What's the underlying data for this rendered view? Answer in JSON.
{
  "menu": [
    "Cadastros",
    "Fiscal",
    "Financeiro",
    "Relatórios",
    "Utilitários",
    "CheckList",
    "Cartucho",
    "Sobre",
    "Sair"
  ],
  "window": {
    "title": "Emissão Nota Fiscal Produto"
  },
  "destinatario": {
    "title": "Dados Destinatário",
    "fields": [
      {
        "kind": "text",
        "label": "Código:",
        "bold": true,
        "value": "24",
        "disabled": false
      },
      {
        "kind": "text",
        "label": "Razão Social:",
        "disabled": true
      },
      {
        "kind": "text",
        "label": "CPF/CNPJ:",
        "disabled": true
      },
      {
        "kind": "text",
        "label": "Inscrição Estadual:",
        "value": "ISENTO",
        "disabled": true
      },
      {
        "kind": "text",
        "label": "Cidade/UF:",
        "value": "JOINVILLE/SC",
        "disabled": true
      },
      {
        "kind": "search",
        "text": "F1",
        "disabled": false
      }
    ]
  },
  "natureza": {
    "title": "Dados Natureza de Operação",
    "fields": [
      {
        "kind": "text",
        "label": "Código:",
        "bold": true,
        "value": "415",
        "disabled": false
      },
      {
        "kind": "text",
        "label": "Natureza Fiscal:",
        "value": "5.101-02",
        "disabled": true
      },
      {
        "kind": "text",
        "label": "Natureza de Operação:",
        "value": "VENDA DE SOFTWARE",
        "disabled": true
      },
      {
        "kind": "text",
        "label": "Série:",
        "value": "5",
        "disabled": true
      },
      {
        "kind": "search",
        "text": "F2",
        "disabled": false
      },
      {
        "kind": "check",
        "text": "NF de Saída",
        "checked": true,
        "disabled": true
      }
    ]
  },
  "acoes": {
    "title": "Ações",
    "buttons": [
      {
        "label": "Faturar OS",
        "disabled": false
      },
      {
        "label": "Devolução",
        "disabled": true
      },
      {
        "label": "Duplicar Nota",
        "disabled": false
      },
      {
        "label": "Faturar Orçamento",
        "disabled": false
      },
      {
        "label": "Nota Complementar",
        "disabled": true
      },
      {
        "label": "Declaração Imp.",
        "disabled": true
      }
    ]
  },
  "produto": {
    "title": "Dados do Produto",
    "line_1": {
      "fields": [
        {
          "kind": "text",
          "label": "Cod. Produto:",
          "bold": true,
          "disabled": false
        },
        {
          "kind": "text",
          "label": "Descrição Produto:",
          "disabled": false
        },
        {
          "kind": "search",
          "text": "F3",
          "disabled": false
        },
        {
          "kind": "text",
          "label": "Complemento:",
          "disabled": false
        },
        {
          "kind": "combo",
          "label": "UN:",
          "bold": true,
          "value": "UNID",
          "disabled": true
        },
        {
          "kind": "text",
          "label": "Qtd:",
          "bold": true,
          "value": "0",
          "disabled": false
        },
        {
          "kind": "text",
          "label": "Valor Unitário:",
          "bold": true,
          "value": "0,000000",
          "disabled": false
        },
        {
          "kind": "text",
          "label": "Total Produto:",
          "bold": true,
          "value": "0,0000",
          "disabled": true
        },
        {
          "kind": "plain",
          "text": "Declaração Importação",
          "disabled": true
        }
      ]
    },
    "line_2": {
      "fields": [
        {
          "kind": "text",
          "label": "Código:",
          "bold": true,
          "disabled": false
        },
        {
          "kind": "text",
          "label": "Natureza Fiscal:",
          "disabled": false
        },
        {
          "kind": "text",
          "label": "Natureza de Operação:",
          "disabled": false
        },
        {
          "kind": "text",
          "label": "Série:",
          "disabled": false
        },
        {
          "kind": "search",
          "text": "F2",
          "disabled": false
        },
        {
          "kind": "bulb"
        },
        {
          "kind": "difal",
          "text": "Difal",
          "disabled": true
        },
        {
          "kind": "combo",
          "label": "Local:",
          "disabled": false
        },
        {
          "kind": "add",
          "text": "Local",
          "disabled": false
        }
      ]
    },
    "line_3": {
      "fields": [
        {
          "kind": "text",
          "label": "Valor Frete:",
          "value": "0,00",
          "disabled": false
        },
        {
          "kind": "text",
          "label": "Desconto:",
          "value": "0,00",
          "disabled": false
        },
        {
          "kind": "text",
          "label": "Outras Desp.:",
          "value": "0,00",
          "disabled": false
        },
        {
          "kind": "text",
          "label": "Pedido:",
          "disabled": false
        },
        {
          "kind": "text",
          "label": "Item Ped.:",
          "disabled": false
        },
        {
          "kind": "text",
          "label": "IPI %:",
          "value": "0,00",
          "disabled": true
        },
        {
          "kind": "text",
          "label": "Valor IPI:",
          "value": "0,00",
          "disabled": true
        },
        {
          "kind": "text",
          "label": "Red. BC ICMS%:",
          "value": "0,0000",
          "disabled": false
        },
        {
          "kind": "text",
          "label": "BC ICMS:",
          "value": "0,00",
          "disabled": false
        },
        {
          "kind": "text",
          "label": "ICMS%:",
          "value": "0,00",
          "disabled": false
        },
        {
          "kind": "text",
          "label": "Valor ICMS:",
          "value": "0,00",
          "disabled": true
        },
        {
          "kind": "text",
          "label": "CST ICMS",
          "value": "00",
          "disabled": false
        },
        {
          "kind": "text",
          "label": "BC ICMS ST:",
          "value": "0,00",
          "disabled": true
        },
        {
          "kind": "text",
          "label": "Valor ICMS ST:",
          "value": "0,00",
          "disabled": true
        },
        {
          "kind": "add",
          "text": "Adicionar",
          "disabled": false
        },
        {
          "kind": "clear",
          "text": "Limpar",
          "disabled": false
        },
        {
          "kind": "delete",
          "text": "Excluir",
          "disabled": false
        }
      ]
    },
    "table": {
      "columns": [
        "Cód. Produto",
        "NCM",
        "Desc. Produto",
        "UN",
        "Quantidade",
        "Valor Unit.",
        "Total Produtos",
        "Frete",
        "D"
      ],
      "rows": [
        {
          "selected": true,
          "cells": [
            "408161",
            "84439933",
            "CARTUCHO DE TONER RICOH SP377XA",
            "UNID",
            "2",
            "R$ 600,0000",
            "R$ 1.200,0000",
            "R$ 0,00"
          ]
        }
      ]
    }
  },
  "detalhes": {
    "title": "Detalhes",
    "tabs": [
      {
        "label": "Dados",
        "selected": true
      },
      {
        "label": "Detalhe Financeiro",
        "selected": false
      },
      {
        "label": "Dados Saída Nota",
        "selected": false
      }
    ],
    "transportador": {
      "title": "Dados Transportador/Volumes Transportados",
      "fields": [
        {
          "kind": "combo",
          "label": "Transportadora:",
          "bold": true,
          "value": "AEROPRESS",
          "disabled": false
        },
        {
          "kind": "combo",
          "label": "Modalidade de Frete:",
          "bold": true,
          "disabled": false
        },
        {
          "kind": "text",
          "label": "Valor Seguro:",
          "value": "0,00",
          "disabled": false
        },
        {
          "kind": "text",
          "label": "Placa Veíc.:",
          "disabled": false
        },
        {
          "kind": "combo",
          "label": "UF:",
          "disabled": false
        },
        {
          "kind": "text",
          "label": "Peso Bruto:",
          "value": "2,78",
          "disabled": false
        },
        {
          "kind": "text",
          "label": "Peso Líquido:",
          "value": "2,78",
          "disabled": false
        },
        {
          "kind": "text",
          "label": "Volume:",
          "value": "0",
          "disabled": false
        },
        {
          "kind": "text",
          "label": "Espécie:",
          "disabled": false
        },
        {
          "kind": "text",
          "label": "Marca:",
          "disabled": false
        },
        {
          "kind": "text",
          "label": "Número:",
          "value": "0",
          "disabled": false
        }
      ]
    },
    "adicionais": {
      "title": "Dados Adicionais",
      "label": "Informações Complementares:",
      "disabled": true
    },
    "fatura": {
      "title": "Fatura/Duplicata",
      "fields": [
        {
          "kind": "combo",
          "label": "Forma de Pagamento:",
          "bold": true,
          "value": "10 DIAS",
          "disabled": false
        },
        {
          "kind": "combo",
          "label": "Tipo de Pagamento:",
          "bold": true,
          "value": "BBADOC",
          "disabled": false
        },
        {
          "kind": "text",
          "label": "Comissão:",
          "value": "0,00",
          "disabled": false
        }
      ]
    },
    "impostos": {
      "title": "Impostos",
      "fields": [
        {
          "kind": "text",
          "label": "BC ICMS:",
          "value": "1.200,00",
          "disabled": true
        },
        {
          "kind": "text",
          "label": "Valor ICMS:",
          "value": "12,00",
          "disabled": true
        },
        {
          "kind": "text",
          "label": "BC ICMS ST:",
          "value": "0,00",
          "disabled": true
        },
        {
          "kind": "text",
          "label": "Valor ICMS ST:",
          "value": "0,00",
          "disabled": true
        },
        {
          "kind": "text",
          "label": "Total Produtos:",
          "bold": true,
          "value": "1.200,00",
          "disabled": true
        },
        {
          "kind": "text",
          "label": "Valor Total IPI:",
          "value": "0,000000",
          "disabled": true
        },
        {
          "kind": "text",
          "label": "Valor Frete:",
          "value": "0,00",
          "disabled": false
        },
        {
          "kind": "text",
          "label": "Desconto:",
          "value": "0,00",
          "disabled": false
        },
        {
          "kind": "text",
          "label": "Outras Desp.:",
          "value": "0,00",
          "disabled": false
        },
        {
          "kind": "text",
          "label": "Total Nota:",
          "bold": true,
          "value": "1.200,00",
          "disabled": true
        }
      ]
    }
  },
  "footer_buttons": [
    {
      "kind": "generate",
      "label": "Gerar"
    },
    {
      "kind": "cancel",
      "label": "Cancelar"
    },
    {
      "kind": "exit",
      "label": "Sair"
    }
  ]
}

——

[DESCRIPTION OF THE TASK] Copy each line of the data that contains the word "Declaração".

[ANSWER TO THIS EXERCISE]
        "label": "Declaração Imp.",
          "text": "Declaração Importação",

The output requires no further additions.